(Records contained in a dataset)
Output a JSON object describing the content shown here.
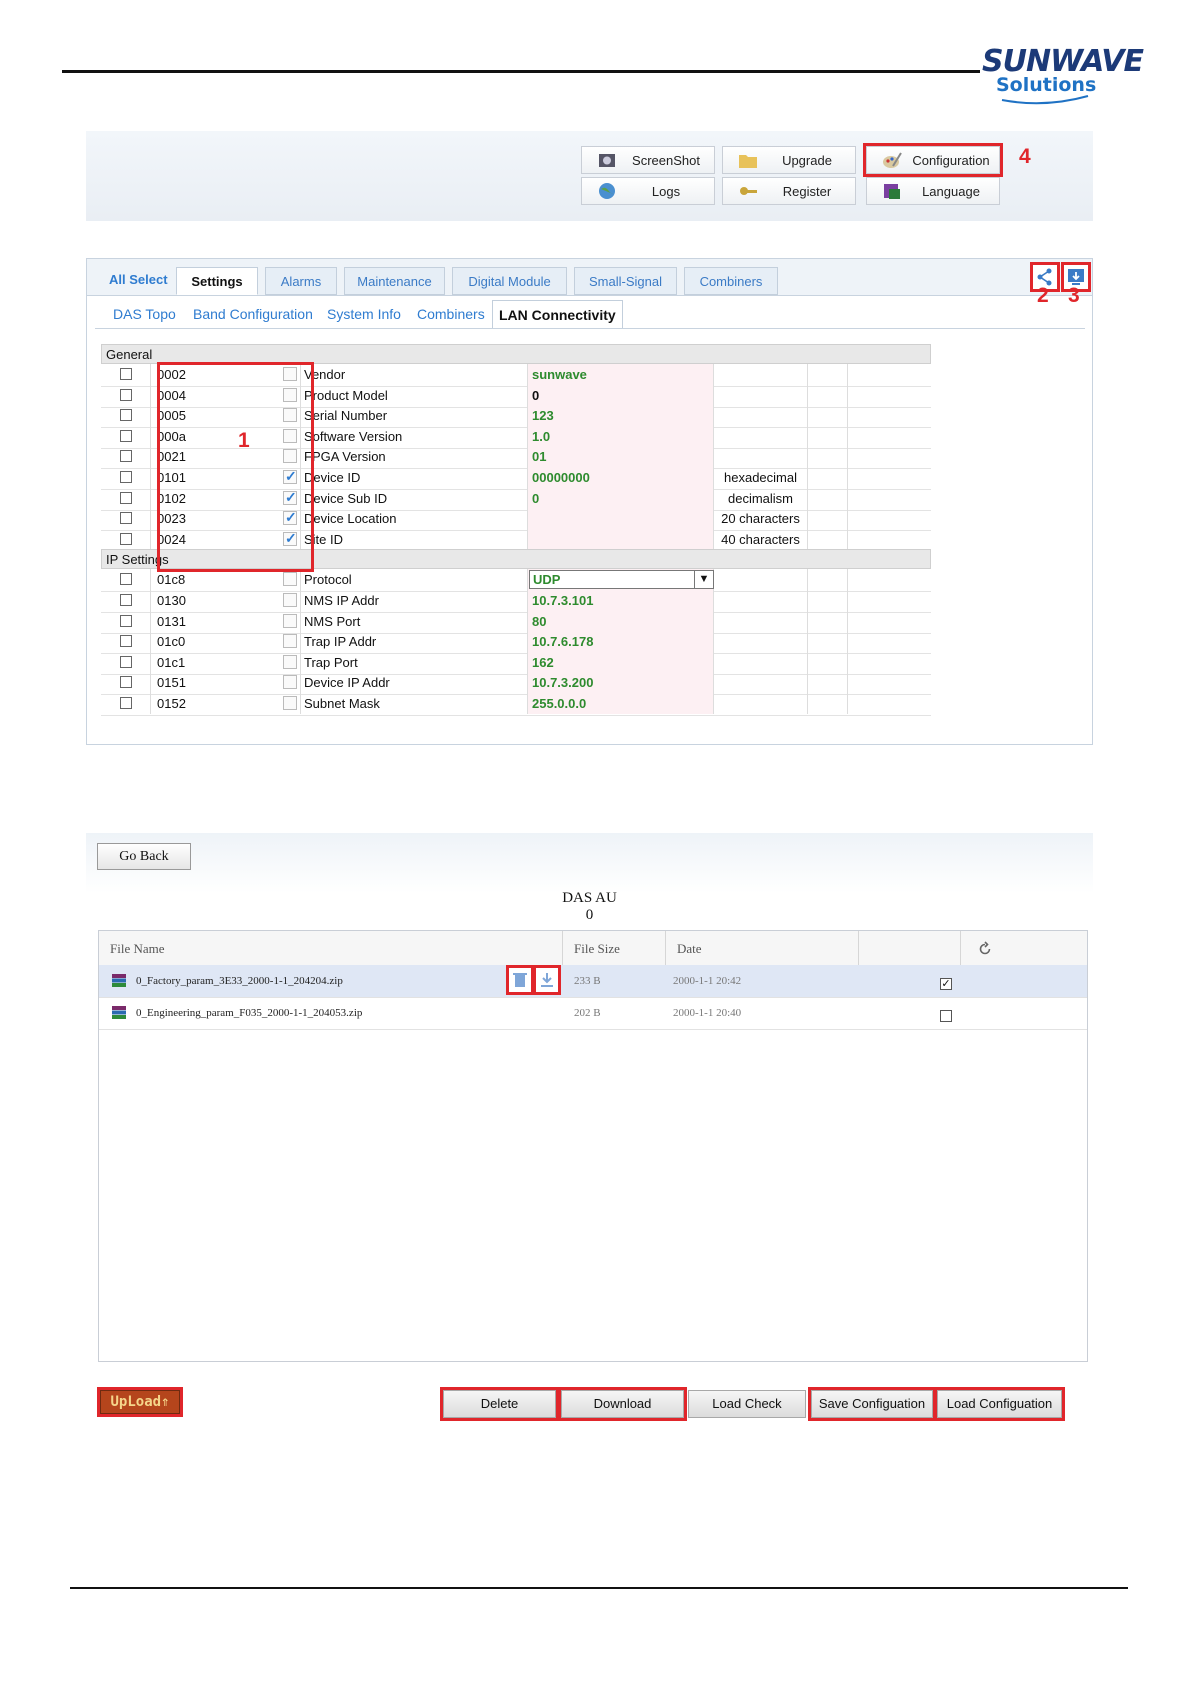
{
  "brand": {
    "logo_line1": "SUNWAVE",
    "logo_line2": "Solutions"
  },
  "toolbar": {
    "buttons": [
      {
        "label": "ScreenShot",
        "icon": "camera-icon"
      },
      {
        "label": "Upgrade",
        "icon": "folder-icon"
      },
      {
        "label": "Configuration",
        "icon": "paint-palette-icon"
      },
      {
        "label": "Logs",
        "icon": "globe-icon"
      },
      {
        "label": "Register",
        "icon": "key-icon"
      },
      {
        "label": "Language",
        "icon": "language-icon"
      }
    ]
  },
  "callouts": [
    "1",
    "2",
    "3",
    "4"
  ],
  "settings": {
    "all_select": "All Select",
    "tabs": [
      "Settings",
      "Alarms",
      "Maintenance",
      "Digital Module",
      "Small-Signal",
      "Combiners"
    ],
    "active_tab": "Settings",
    "subtabs": [
      "DAS Topo",
      "Band Configuration",
      "System Info",
      "Combiners",
      "LAN Connectivity"
    ],
    "active_subtab": "LAN Connectivity",
    "groups": [
      {
        "name": "General",
        "rows": [
          {
            "id": "0002",
            "checked": false,
            "name": "Vendor",
            "value": "sunwave",
            "note": ""
          },
          {
            "id": "0004",
            "checked": false,
            "name": "Product Model",
            "value": "0",
            "note": ""
          },
          {
            "id": "0005",
            "checked": false,
            "name": "Serial Number",
            "value": "123",
            "note": ""
          },
          {
            "id": "000a",
            "checked": false,
            "name": "Software Version",
            "value": "1.0",
            "note": ""
          },
          {
            "id": "0021",
            "checked": false,
            "name": "FPGA Version",
            "value": "01",
            "note": ""
          },
          {
            "id": "0101",
            "checked": true,
            "name": "Device ID",
            "value": "00000000",
            "note": "hexadecimal"
          },
          {
            "id": "0102",
            "checked": true,
            "name": "Device Sub ID",
            "value": "0",
            "note": "decimalism"
          },
          {
            "id": "0023",
            "checked": true,
            "name": "Device Location",
            "value": "",
            "note": "20 characters"
          },
          {
            "id": "0024",
            "checked": true,
            "name": "Site ID",
            "value": "",
            "note": "40 characters"
          }
        ]
      },
      {
        "name": "IP Settings",
        "rows": [
          {
            "id": "01c8",
            "checked": false,
            "name": "Protocol",
            "value": "UDP",
            "note": ""
          },
          {
            "id": "0130",
            "checked": false,
            "name": "NMS IP Addr",
            "value": "10.7.3.101",
            "note": ""
          },
          {
            "id": "0131",
            "checked": false,
            "name": "NMS Port",
            "value": "80",
            "note": ""
          },
          {
            "id": "01c0",
            "checked": false,
            "name": "Trap IP Addr",
            "value": "10.7.6.178",
            "note": ""
          },
          {
            "id": "01c1",
            "checked": false,
            "name": "Trap Port",
            "value": "162",
            "note": ""
          },
          {
            "id": "0151",
            "checked": false,
            "name": "Device IP Addr",
            "value": "10.7.3.200",
            "note": ""
          },
          {
            "id": "0152",
            "checked": false,
            "name": "Subnet Mask",
            "value": "255.0.0.0",
            "note": ""
          }
        ]
      }
    ]
  },
  "files": {
    "go_back": "Go Back",
    "title": "DAS AU",
    "subtitle": "0",
    "columns": [
      "File Name",
      "File Size",
      "Date"
    ],
    "rows": [
      {
        "name": "0_Factory_param_3E33_2000-1-1_204204.zip",
        "size": "233 B",
        "date": "2000-1-1 20:42",
        "checked": "✓"
      },
      {
        "name": "0_Engineering_param_F035_2000-1-1_204053.zip",
        "size": "202 B",
        "date": "2000-1-1 20:40",
        "checked": ""
      }
    ],
    "upload": "UpLoad⇑",
    "buttons": [
      "Delete",
      "Download",
      "Load Check",
      "Save Configuation",
      "Load Configuation"
    ]
  }
}
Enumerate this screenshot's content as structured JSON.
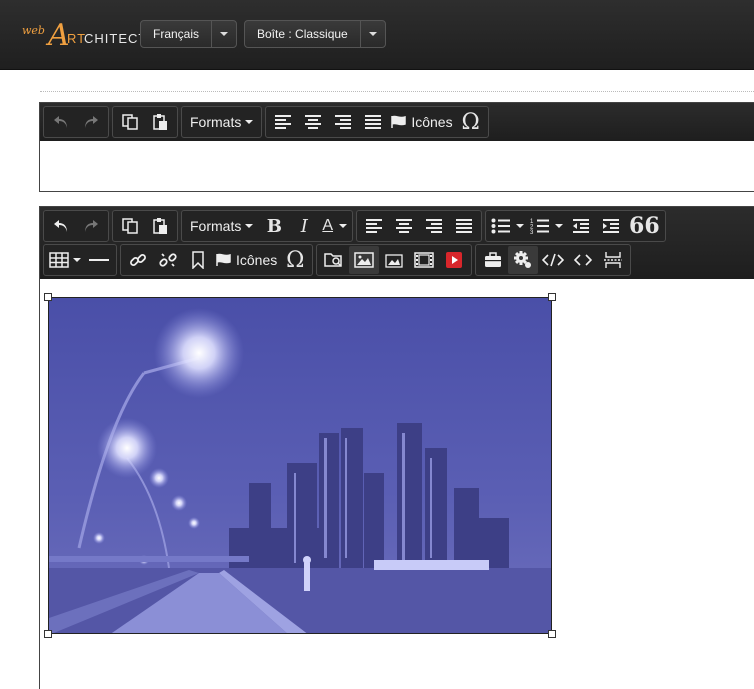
{
  "logo": {
    "web": "web",
    "initial": "A",
    "rt": "RT",
    "rest": "CHITECTE"
  },
  "header": {
    "language": {
      "label": "Français"
    },
    "box": {
      "label": "Boîte : Classique"
    }
  },
  "toolbar_small": {
    "formats_label": "Formats",
    "icons_label": "Icônes",
    "omega": "Ω"
  },
  "toolbar_full": {
    "formats_label": "Formats",
    "bold": "B",
    "italic": "I",
    "font_color": "A",
    "quote": "66",
    "icons_label": "Icônes",
    "omega": "Ω"
  },
  "colors": {
    "toolbar_bg": "#1e1e1e",
    "logo_accent": "#f0a040",
    "image_tint": "#5a5cae"
  }
}
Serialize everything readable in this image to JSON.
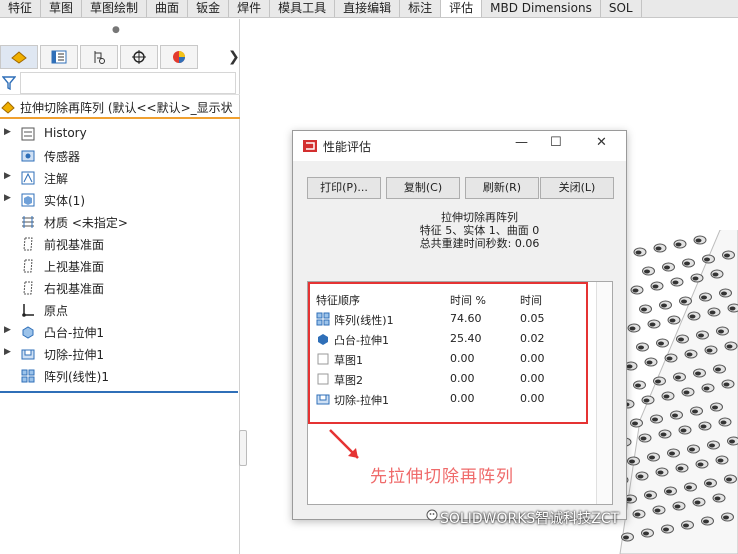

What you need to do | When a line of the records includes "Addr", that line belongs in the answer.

Result below |
            "name": "NMS IP Addr",
            "name": "Trap IP Addr",
            "name": "Device IP Addr",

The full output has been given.